● Task directions: Give back all of the data exactly as it stands, with the pictures removed.
====================
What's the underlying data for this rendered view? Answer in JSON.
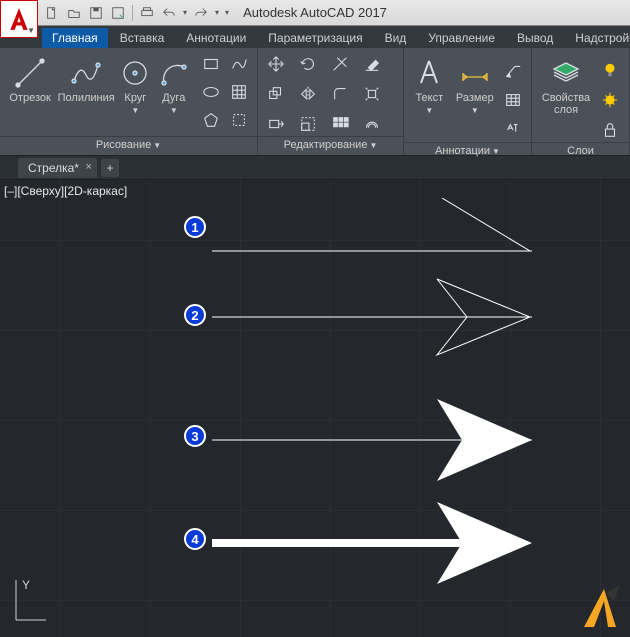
{
  "app": {
    "title": "Autodesk AutoCAD 2017"
  },
  "ribbon": {
    "tabs": [
      "Главная",
      "Вставка",
      "Аннотации",
      "Параметризация",
      "Вид",
      "Управление",
      "Вывод",
      "Надстройки"
    ],
    "active": 0,
    "panels": {
      "draw": {
        "title": "Рисование",
        "segment": {
          "label": "Отрезок"
        },
        "polyline": {
          "label": "Полилиния"
        },
        "circle": {
          "label": "Круг"
        },
        "arc": {
          "label": "Дуга"
        }
      },
      "modify": {
        "title": "Редактирование"
      },
      "anno": {
        "title": "Аннотации",
        "text": {
          "label": "Текст"
        },
        "dim": {
          "label": "Размер"
        }
      },
      "layers": {
        "title": "Слои",
        "props": {
          "label": "Свойства\nслоя"
        }
      }
    }
  },
  "file_tabs": {
    "active": "Стрелка*"
  },
  "canvas": {
    "viewport_label": "[–][Сверху][2D-каркас]",
    "markers": [
      "1",
      "2",
      "3",
      "4"
    ],
    "ucs_y": "Y"
  }
}
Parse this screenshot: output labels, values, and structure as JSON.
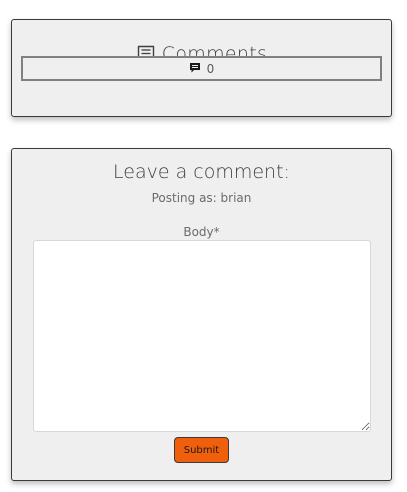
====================
● Output of the task:
What's the underlying data for this rendered view? Answer in JSON.
{
  "app": {
    "title": "Autodesk AutoCAD 2017"
  },
  "ribbon": {
    "tabs": [
      "Главная",
      "Вставка",
      "Аннотации",
      "Параметризация",
      "Вид",
      "Управление",
      "Вывод",
      "Надстройки"
    ],
    "active": 0,
    "panels": {
      "draw": {
        "title": "Рисование",
        "segment": {
          "label": "Отрезок"
        },
        "polyline": {
          "label": "Полилиния"
        },
        "circle": {
          "label": "Круг"
        },
        "arc": {
          "label": "Дуга"
        }
      },
      "modify": {
        "title": "Редактирование"
      },
      "anno": {
        "title": "Аннотации",
        "text": {
          "label": "Текст"
        },
        "dim": {
          "label": "Размер"
        }
      },
      "layers": {
        "title": "Слои",
        "props": {
          "label": "Свойства\nслоя"
        }
      }
    }
  },
  "file_tabs": {
    "active": "Стрелка*"
  },
  "canvas": {
    "viewport_label": "[–][Сверху][2D-каркас]",
    "markers": [
      "1",
      "2",
      "3",
      "4"
    ],
    "ucs_y": "Y"
  }
}
Parse this screenshot: output labels, values, and structure as JSON.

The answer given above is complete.